John L. Brooke, an associate professor of history at Tufts University, is, by his own description, “not a Mormon historian;” his earlier work has centered on the eighteenth- and early nineteenth-century social history of Massachusetts and New England. His new book does not claim to be “necessarily a well-rounded approach to early Mormonism” or “a balanced history,” but is rather a “selective reinterpretation” which is conceptually allied to D. Michael Quinn’s Early Mormonism and the Magic World View. Brooke acknowledges that he “share[s] some of the agnostic skepticism of Fawn Brodie,” and this position is clearly manifest throughout his book. But his claim that his “study is not intended to advance a cause or a polemic” rings rather hollow in light of his frequent denunciations of LDS Church doctrines, policies, and activities.

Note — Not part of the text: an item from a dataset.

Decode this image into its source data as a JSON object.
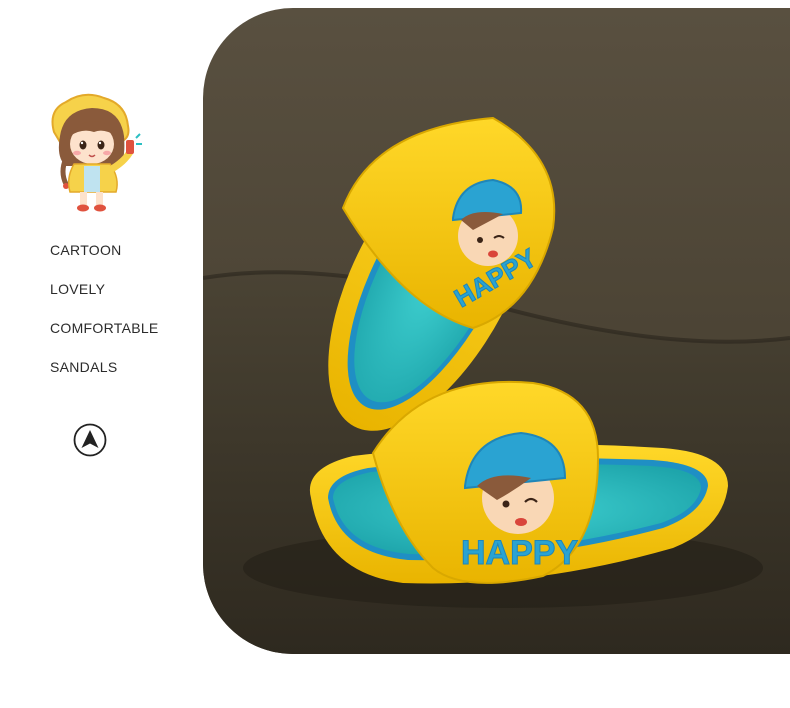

The central thesis of Refiner’s Fire is that “there are striking parallels between the Mormon concepts of the coequality of matter and spirit, of the covenant of celestial marriage, and of an ultimate goal of human godhood and the philosophical traditions of alchemy and hermeticism, drawn from the ancient world and fused with Christianity in the Italian Renaissance.”